=== Begin Enclosure ===

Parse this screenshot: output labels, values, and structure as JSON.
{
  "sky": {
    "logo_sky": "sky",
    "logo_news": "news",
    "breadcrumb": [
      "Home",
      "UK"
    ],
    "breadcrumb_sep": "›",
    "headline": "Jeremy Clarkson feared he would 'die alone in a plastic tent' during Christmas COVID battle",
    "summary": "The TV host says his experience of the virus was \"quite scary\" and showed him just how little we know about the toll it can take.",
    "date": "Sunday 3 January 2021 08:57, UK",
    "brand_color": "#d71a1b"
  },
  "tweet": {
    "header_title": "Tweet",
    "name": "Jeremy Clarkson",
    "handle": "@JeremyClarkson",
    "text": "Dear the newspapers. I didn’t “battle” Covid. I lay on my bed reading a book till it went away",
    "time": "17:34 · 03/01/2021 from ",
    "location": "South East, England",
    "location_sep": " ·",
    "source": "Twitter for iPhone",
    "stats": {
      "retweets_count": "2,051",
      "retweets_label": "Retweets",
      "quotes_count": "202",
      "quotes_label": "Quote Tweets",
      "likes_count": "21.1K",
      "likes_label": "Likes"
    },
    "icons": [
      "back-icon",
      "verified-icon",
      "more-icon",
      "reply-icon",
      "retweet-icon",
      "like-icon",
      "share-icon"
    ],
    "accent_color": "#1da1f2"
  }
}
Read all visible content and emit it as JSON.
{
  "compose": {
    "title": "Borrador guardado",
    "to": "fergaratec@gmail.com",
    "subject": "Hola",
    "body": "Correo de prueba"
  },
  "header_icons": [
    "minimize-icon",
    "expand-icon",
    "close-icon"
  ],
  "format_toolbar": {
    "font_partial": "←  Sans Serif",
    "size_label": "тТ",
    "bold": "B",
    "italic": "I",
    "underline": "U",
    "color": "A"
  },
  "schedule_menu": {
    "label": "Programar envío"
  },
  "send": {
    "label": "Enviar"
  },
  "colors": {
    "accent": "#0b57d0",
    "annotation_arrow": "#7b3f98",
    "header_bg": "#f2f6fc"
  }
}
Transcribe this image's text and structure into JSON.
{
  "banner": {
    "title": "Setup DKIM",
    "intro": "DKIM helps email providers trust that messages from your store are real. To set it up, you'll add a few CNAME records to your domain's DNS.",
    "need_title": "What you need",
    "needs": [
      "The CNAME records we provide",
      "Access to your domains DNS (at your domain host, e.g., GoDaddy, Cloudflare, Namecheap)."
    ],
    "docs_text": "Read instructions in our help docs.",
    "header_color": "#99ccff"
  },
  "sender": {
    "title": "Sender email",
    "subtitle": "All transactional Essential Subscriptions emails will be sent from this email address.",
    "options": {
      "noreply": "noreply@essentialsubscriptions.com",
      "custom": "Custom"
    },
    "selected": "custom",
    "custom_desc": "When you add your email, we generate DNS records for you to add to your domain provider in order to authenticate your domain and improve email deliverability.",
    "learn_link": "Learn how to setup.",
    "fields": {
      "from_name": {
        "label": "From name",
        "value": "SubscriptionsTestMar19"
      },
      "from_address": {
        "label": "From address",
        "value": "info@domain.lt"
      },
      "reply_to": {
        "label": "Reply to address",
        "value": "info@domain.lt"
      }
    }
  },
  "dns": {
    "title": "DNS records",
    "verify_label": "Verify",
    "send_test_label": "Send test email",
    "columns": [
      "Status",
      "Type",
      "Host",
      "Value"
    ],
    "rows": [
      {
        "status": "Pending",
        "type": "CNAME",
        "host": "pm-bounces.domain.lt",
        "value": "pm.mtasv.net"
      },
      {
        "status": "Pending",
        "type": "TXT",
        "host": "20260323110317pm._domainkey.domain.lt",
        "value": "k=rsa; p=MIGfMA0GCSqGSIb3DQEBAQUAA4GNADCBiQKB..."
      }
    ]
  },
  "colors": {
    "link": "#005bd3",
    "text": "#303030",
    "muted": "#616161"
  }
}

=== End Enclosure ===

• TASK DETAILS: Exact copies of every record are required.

• ANSWER BOX:
Parse this screenshot: output labels, values, and structure as JSON.
{
  "sky": {
    "logo_sky": "sky",
    "logo_news": "news",
    "breadcrumb": [
      "Home",
      "UK"
    ],
    "breadcrumb_sep": "›",
    "headline": "Jeremy Clarkson feared he would 'die alone in a plastic tent' during Christmas COVID battle",
    "summary": "The TV host says his experience of the virus was \"quite scary\" and showed him just how little we know about the toll it can take.",
    "date": "Sunday 3 January 2021 08:57, UK",
    "brand_color": "#d71a1b"
  },
  "tweet": {
    "header_title": "Tweet",
    "name": "Jeremy Clarkson",
    "handle": "@JeremyClarkson",
    "text": "Dear the newspapers. I didn’t “battle” Covid. I lay on my bed reading a book till it went away",
    "time": "17:34 · 03/01/2021 from ",
    "location": "South East, England",
    "location_sep": " ·",
    "source": "Twitter for iPhone",
    "stats": {
      "retweets_count": "2,051",
      "retweets_label": "Retweets",
      "quotes_count": "202",
      "quotes_label": "Quote Tweets",
      "likes_count": "21.1K",
      "likes_label": "Likes"
    },
    "icons": [
      "back-icon",
      "verified-icon",
      "more-icon",
      "reply-icon",
      "retweet-icon",
      "like-icon",
      "share-icon"
    ],
    "accent_color": "#1da1f2"
  }
}
Read all visible content and emit it as JSON.
{
  "compose": {
    "title": "Borrador guardado",
    "to": "fergaratec@gmail.com",
    "subject": "Hola",
    "body": "Correo de prueba"
  },
  "header_icons": [
    "minimize-icon",
    "expand-icon",
    "close-icon"
  ],
  "format_toolbar": {
    "font_partial": "←  Sans Serif",
    "size_label": "тТ",
    "bold": "B",
    "italic": "I",
    "underline": "U",
    "color": "A"
  },
  "schedule_menu": {
    "label": "Programar envío"
  },
  "send": {
    "label": "Enviar"
  },
  "colors": {
    "accent": "#0b57d0",
    "annotation_arrow": "#7b3f98",
    "header_bg": "#f2f6fc"
  }
}
Transcribe this image's text and structure into JSON.
{
  "banner": {
    "title": "Setup DKIM",
    "intro": "DKIM helps email providers trust that messages from your store are real. To set it up, you'll add a few CNAME records to your domain's DNS.",
    "need_title": "What you need",
    "needs": [
      "The CNAME records we provide",
      "Access to your domains DNS (at your domain host, e.g., GoDaddy, Cloudflare, Namecheap)."
    ],
    "docs_text": "Read instructions in our help docs.",
    "header_color": "#99ccff"
  },
  "sender": {
    "title": "Sender email",
    "subtitle": "All transactional Essential Subscriptions emails will be sent from this email address.",
    "options": {
      "noreply": "noreply@essentialsubscriptions.com",
      "custom": "Custom"
    },
    "selected": "custom",
    "custom_desc": "When you add your email, we generate DNS records for you to add to your domain provider in order to authenticate your domain and improve email deliverability.",
    "learn_link": "Learn how to setup.",
    "fields": {
      "from_name": {
        "label": "From name",
        "value": "SubscriptionsTestMar19"
      },
      "from_address": {
        "label": "From address",
        "value": "info@domain.lt"
      },
      "reply_to": {
        "label": "Reply to address",
        "value": "info@domain.lt"
      }
    }
  },
  "dns": {
    "title": "DNS records",
    "verify_label": "Verify",
    "send_test_label": "Send test email",
    "columns": [
      "Status",
      "Type",
      "Host",
      "Value"
    ],
    "rows": [
      {
        "status": "Pending",
        "type": "CNAME",
        "host": "pm-bounces.domain.lt",
        "value": "pm.mtasv.net"
      },
      {
        "status": "Pending",
        "type": "TXT",
        "host": "20260323110317pm._domainkey.domain.lt",
        "value": "k=rsa; p=MIGfMA0GCSqGSIb3DQEBAQUAA4GNADCBiQKB..."
      }
    ]
  },
  "colors": {
    "link": "#005bd3",
    "text": "#303030",
    "muted": "#616161"
  }
}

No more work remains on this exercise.